On Facebook and LinkedIn, David Jewberg presented himself as a Senior Russian Analyst for the U.S. Department of Defense who publicly advocated for a stronger American stance against the Kremlin.
But according to a new investigation by Bellingcat, a blog about Eastern Europe, Jewberg was an elaborate hoax character, likely created by Dan Rapoport, a Russian financier with connections to both Putin adversaries and the Trump family.
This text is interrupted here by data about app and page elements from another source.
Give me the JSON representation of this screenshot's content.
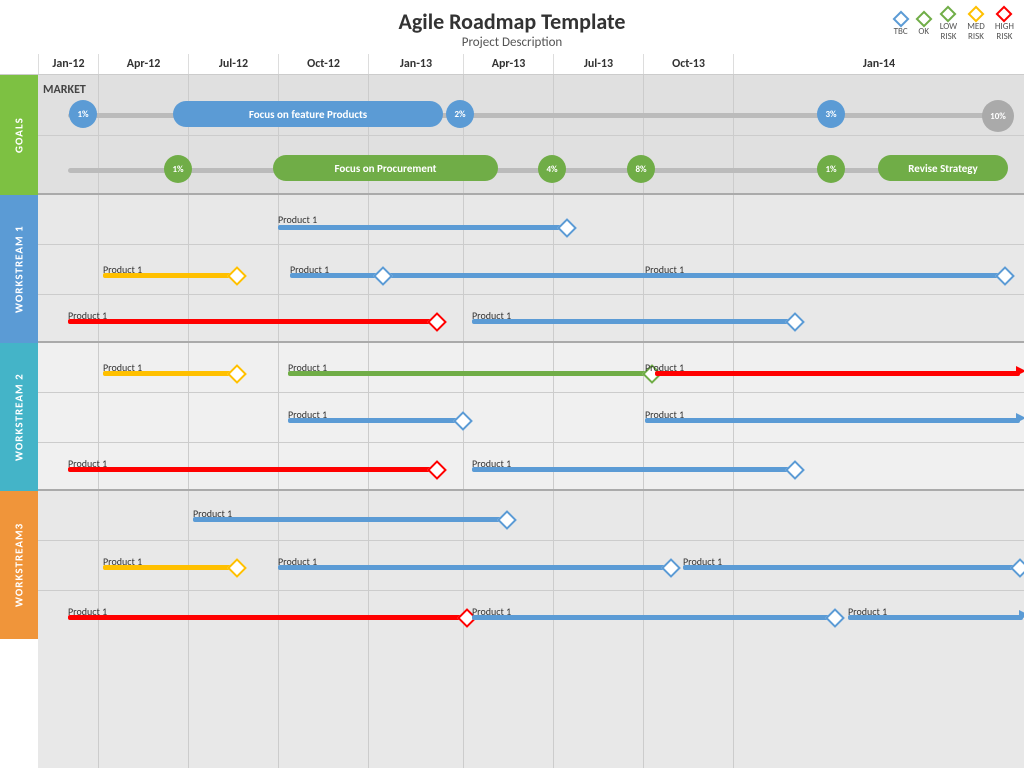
{
  "header": {
    "title": "Agile Roadmap Template",
    "subtitle": "Project Description"
  },
  "legend": {
    "items": [
      {
        "label": "TBC",
        "type": "tbc"
      },
      {
        "label": "OK",
        "type": "ok"
      },
      {
        "label": "LOW\nRISK",
        "type": "low"
      },
      {
        "label": "MED\nRISK",
        "type": "med"
      },
      {
        "label": "HIGH\nRISK",
        "type": "high"
      }
    ]
  },
  "timeline": {
    "columns": [
      "Jan-12",
      "Apr-12",
      "Jul-12",
      "Oct-12",
      "Jan-13",
      "Apr-13",
      "Jul-13",
      "Oct-13",
      "Jan-14"
    ]
  },
  "sidebar": {
    "goals": "GOALS",
    "ws1": "WORKSTREAM 1",
    "ws2": "WORKSTREAM 2",
    "ws3": "WORKSTREAM3"
  },
  "goals": {
    "market_label": "MARKET",
    "row1_pill": "Focus on feature Products",
    "row1_pct1": "1%",
    "row1_pct2": "2%",
    "row1_pct3": "3%",
    "row1_pct4": "10%",
    "row2_pill": "Focus on Procurement",
    "row2_pct1": "1%",
    "row2_pct2": "4%",
    "row2_pct3": "8%",
    "row2_pct4": "1%",
    "row2_pill2": "Revise Strategy"
  },
  "product_label": "Product 1"
}
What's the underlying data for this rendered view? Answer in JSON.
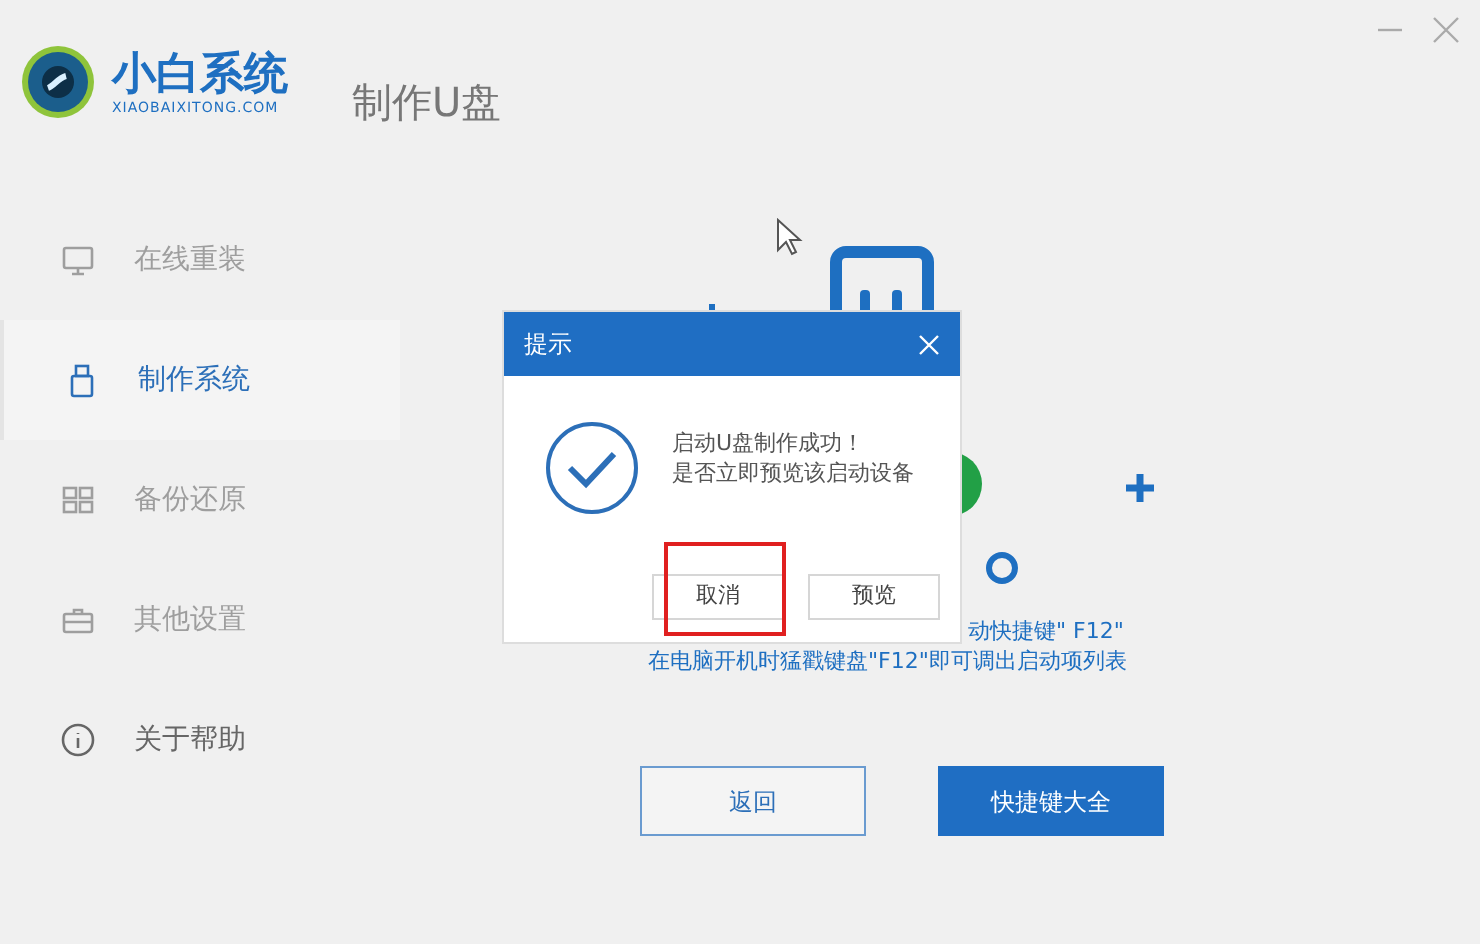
{
  "header": {
    "brand": "小白系统",
    "brand_url": "XIAOBAIXITONG.COM",
    "title": "制作U盘"
  },
  "sidebar": {
    "items": [
      {
        "label": "在线重装",
        "kind": "monitor",
        "selected": false,
        "disabled": true
      },
      {
        "label": "制作系统",
        "kind": "usb",
        "selected": true,
        "disabled": false
      },
      {
        "label": "备份还原",
        "kind": "grid",
        "selected": false,
        "disabled": true
      },
      {
        "label": "其他设置",
        "kind": "case",
        "selected": false,
        "disabled": true
      },
      {
        "label": "关于帮助",
        "kind": "info",
        "selected": false,
        "disabled": false
      }
    ]
  },
  "hint_lines": [
    "动快捷键\" F12\"",
    "在电脑开机时猛戳键盘\"F12\"即可调出启动项列表"
  ],
  "dialog": {
    "title": "提示",
    "message": [
      "启动U盘制作成功！",
      "是否立即预览该启动设备"
    ],
    "buttons": [
      {
        "label": "取消",
        "highlighted": true
      },
      {
        "label": "预览",
        "highlighted": false
      }
    ]
  },
  "buttons": [
    {
      "label": "返回",
      "kind": "outline"
    },
    {
      "label": "快捷键大全",
      "kind": "primary"
    }
  ]
}
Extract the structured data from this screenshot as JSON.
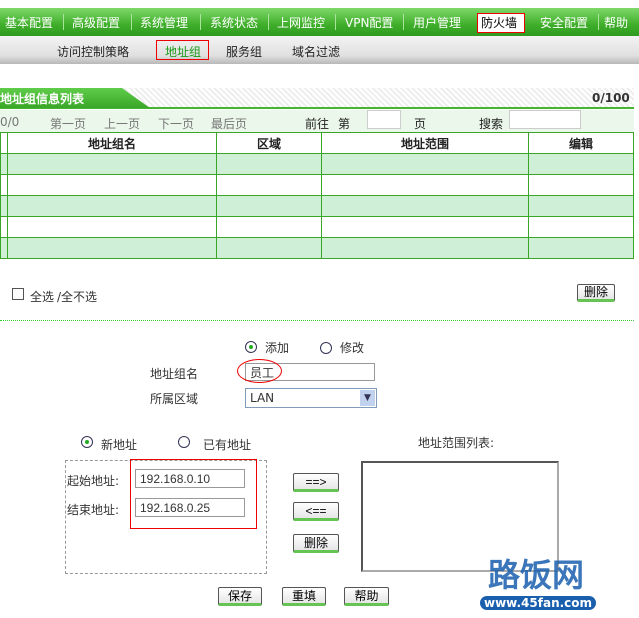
{
  "nav": {
    "items": [
      "基本配置",
      "高级配置",
      "系统管理",
      "系统状态",
      "上网监控",
      "VPN配置",
      "用户管理",
      "防火墙",
      "安全配置",
      "帮助"
    ],
    "active": "防火墙"
  },
  "subnav": {
    "items": [
      "访问控制策略",
      "地址组",
      "服务组",
      "域名过滤"
    ],
    "active": "地址组"
  },
  "list": {
    "title": "地址组信息列表",
    "count": "0/100",
    "pager": {
      "pages": "0/0",
      "first": "第一页",
      "prev": "上一页",
      "next": "下一页",
      "last": "最后页",
      "goto": "前往",
      "di": "第",
      "ye": "页",
      "search": "搜索",
      "page_value": "",
      "search_value": ""
    },
    "columns": [
      "",
      "地址组名",
      "区域",
      "地址范围",
      "编辑"
    ],
    "rows": 5,
    "select_all": "全选",
    "select_none": "/全不选",
    "delete": "删除"
  },
  "form": {
    "mode_add": "添加",
    "mode_edit": "修改",
    "name_label": "地址组名",
    "name_value": "员工",
    "zone_label": "所属区域",
    "zone_value": "LAN",
    "new_addr": "新地址",
    "existing_addr": "已有地址",
    "range_list_label": "地址范围列表:",
    "start_label": "起始地址:",
    "start_value": "192.168.0.10",
    "end_label": "结束地址:",
    "end_value": "192.168.0.25",
    "add_btn": "==>",
    "remove_btn": "<==",
    "delete_btn": "删除",
    "save": "保存",
    "reset": "重填",
    "help": "帮助"
  },
  "watermark": {
    "brand": "路饭网",
    "url": "www.45fan.com"
  }
}
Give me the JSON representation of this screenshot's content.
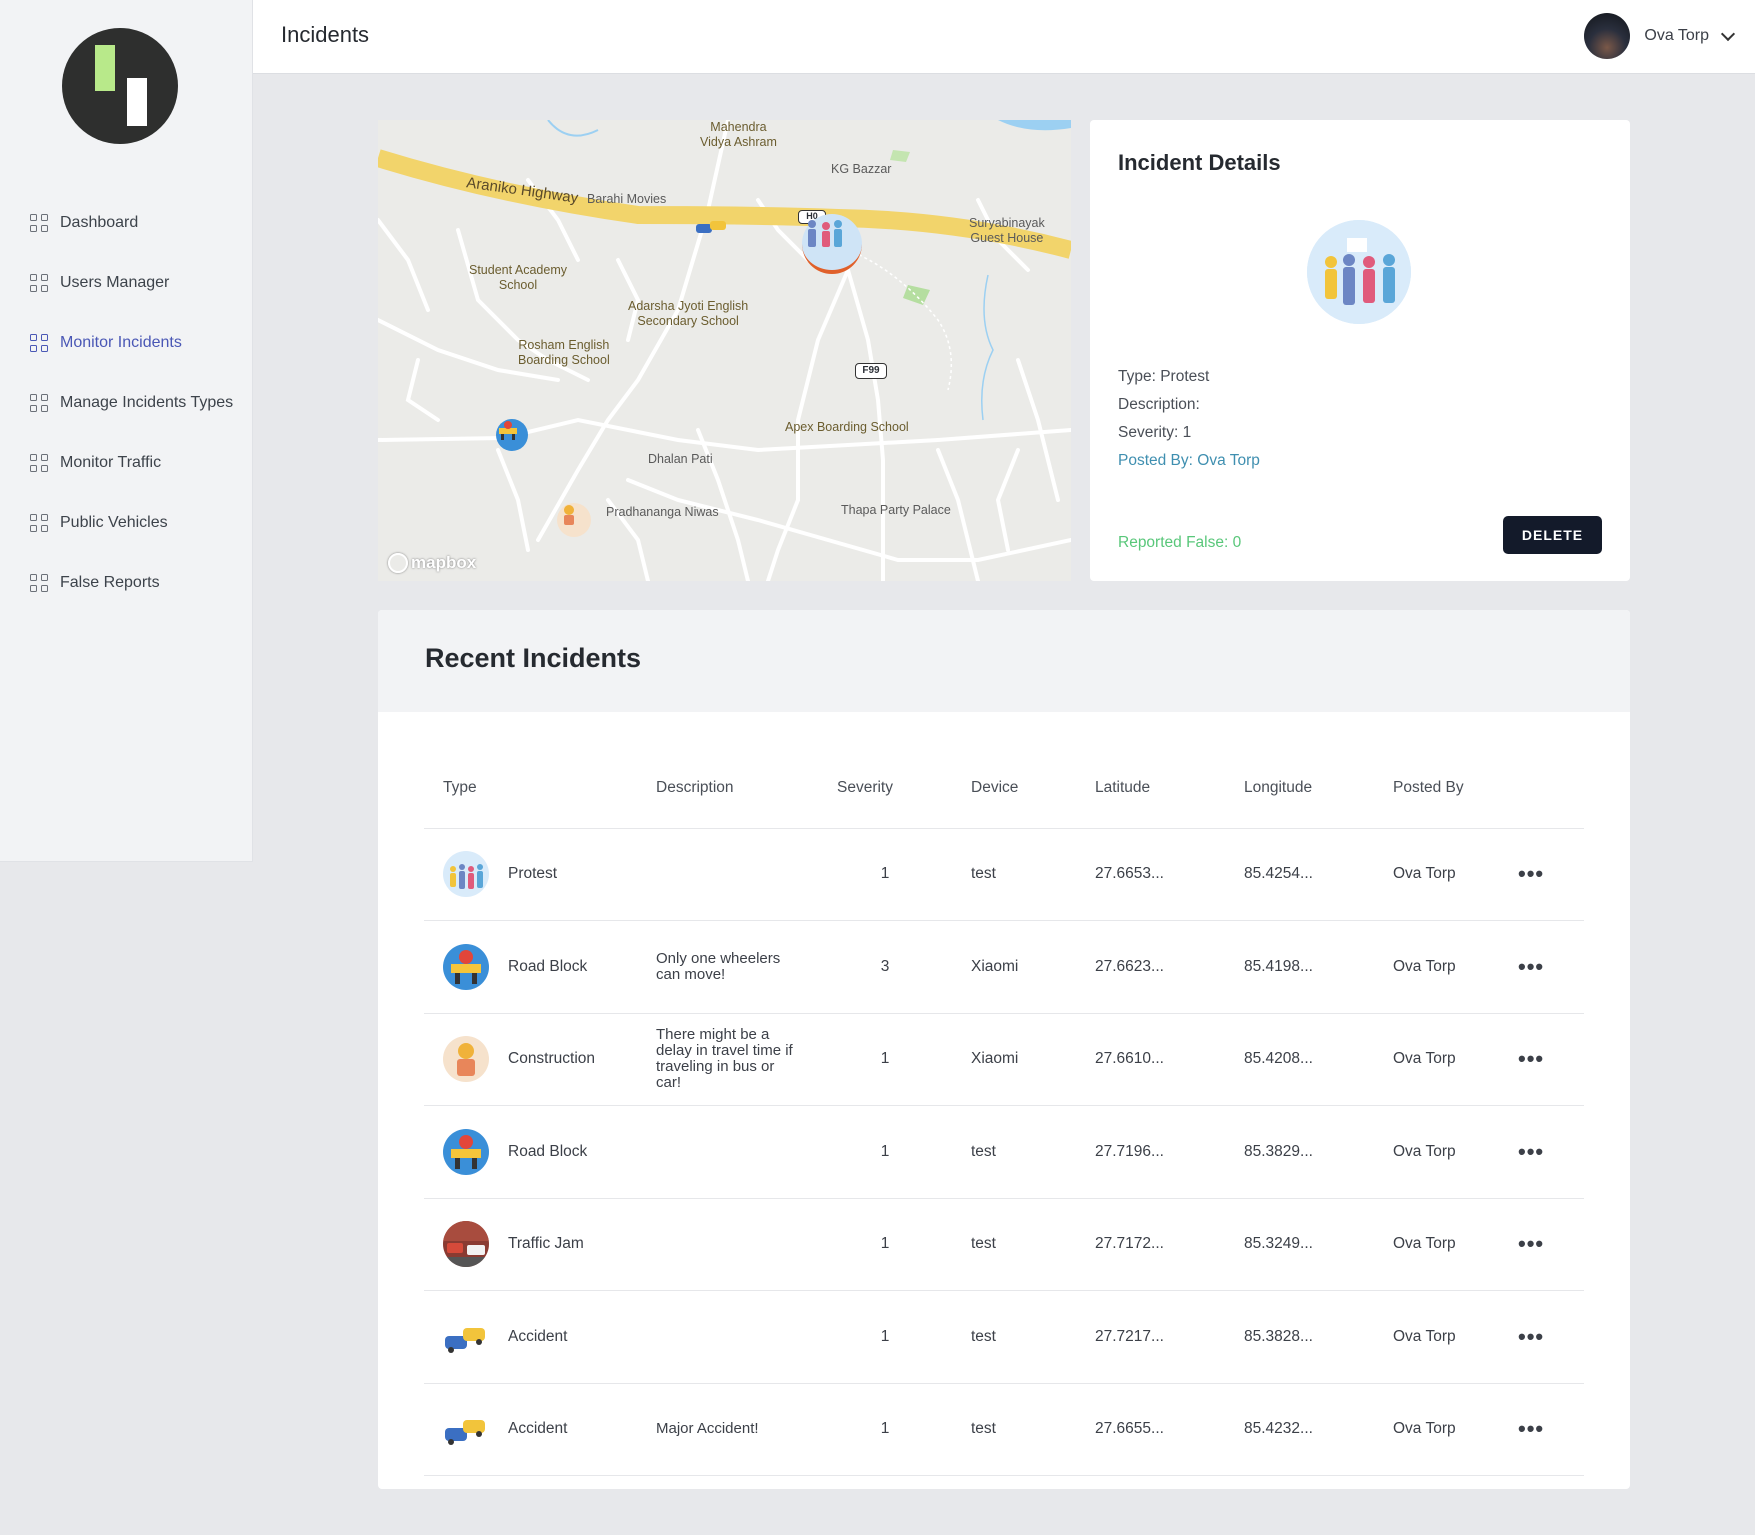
{
  "sidebar": {
    "items": [
      {
        "label": "Dashboard"
      },
      {
        "label": "Users Manager"
      },
      {
        "label": "Monitor Incidents"
      },
      {
        "label": "Manage Incidents Types"
      },
      {
        "label": "Monitor Traffic"
      },
      {
        "label": "Public Vehicles"
      },
      {
        "label": "False Reports"
      }
    ],
    "active": "Monitor Incidents"
  },
  "header": {
    "title": "Incidents",
    "user_name": "Ova Torp"
  },
  "map": {
    "labels": {
      "mahendra": "Mahendra\nVidya Ashram",
      "kg_bazzar": "KG Bazzar",
      "araniko": "Araniko Highway",
      "barahi": "Barahi Movies",
      "suryabinayak": "Suryabinayak\nGuest House",
      "student_academy": "Student Academy\nSchool",
      "adarsha": "Adarsha Jyoti English\nSecondary School",
      "rosham": "Rosham English\nBoarding School",
      "apex": "Apex Boarding School",
      "dhalan": "Dhalan Pati",
      "pradhananga": "Pradhananga Niwas",
      "thapa": "Thapa Party Palace",
      "shield_f99": "F99",
      "shield_h0": "H0",
      "attribution": "mapbox"
    }
  },
  "details": {
    "title": "Incident Details",
    "type": "Type: Protest",
    "description": "Description:",
    "severity": "Severity: 1",
    "posted_by": "Posted By: Ova Torp",
    "reported_false": "Reported False: 0",
    "delete_label": "DELETE"
  },
  "recent": {
    "title": "Recent Incidents",
    "columns": [
      "Type",
      "Description",
      "Severity",
      "Device",
      "Latitude",
      "Longitude",
      "Posted By"
    ],
    "more_label": "•••",
    "rows": [
      {
        "type": "Protest",
        "description": "",
        "severity": "1",
        "device": "test",
        "latitude": "27.6653...",
        "longitude": "85.4254...",
        "posted_by": "Ova Torp",
        "icon": "protest-icon"
      },
      {
        "type": "Road Block",
        "description": "Only one wheelers can move!",
        "severity": "3",
        "device": "Xiaomi",
        "latitude": "27.6623...",
        "longitude": "85.4198...",
        "posted_by": "Ova Torp",
        "icon": "road-block-icon"
      },
      {
        "type": "Construction",
        "description": "There might be a delay in travel time if traveling in bus or car!",
        "severity": "1",
        "device": "Xiaomi",
        "latitude": "27.6610...",
        "longitude": "85.4208...",
        "posted_by": "Ova Torp",
        "icon": "construction-icon"
      },
      {
        "type": "Road Block",
        "description": "",
        "severity": "1",
        "device": "test",
        "latitude": "27.7196...",
        "longitude": "85.3829...",
        "posted_by": "Ova Torp",
        "icon": "road-block-icon"
      },
      {
        "type": "Traffic Jam",
        "description": "",
        "severity": "1",
        "device": "test",
        "latitude": "27.7172...",
        "longitude": "85.3249...",
        "posted_by": "Ova Torp",
        "icon": "traffic-jam-icon"
      },
      {
        "type": "Accident",
        "description": "",
        "severity": "1",
        "device": "test",
        "latitude": "27.7217...",
        "longitude": "85.3828...",
        "posted_by": "Ova Torp",
        "icon": "accident-icon"
      },
      {
        "type": "Accident",
        "description": "Major Accident!",
        "severity": "1",
        "device": "test",
        "latitude": "27.6655...",
        "longitude": "85.4232...",
        "posted_by": "Ova Torp",
        "icon": "accident-icon"
      }
    ]
  },
  "colors": {
    "accent": "#4a57b5",
    "posted_by": "#3f8fb0",
    "reported_false": "#59c77a",
    "delete_button": "#131a2a",
    "highway": "#f2d46b"
  }
}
After he appeared online in 2015, the Jewberg character was heralded by the Russian opposition community as an anti-Putin thought leader in the U.S. military. He was quoted in the Russian media. An open letter bearing his signature went viral when he called on Facebook’s executives to fight pro-Kremlin bias among the site’s moderators, and Jewberg later announced that he had been included on a conference call with high-level Facebook staffers to discuss the issue (though Facebook did not respond to a question from The Outline about whether the conference call had actually taken place).
In November 2016, Jewberg announced his resignation from the Pentagon on Facebook, calling president-elect Donald Trump “everything I despised.”
But the State Department and Department of Defense both told Bellingcat that they’d never employed someone by the name of David Jewberg. “Jewberg” is not a common surname, and sometimes appears online in anti-semitic contexts.
Jewberg’s online persona was connected in various ways to Rapoport’s. On Facebook, for instance, Rapoport called Jewberg a “friend and brother.” Photos of Jewberg appear to show one of Rapoport’s college friends.
Another of Rapoport’s Facebook friends, David Satter, who had also interacted with Jewberg on Facebook, confirmed to Bellingcat that Jewberg was Rapoport’s “nom de plume.” Rapoport denied operating the Jewberg persona to Bellingcat, and did not respond to questions from The Outline.
Rapoport, who was born in Russia but has lived in the United States for many years, is an outspoken Putin critic. He also has an oblique connection to the Trump family: last year, he sold the D.C. house where Ivanka Trump and Jared Kushner now live — though it’s not clear whether he sold it to the couple or whether they’re renting it from a different new owner.
It’s not certain, according to a number of experts Bellingcat spoke to, what the Jewberg persona was supposed to accomplish. One compared it to something that might be created by the “troll factory” Russia used to disrupt the United States’ 2016 presidential election.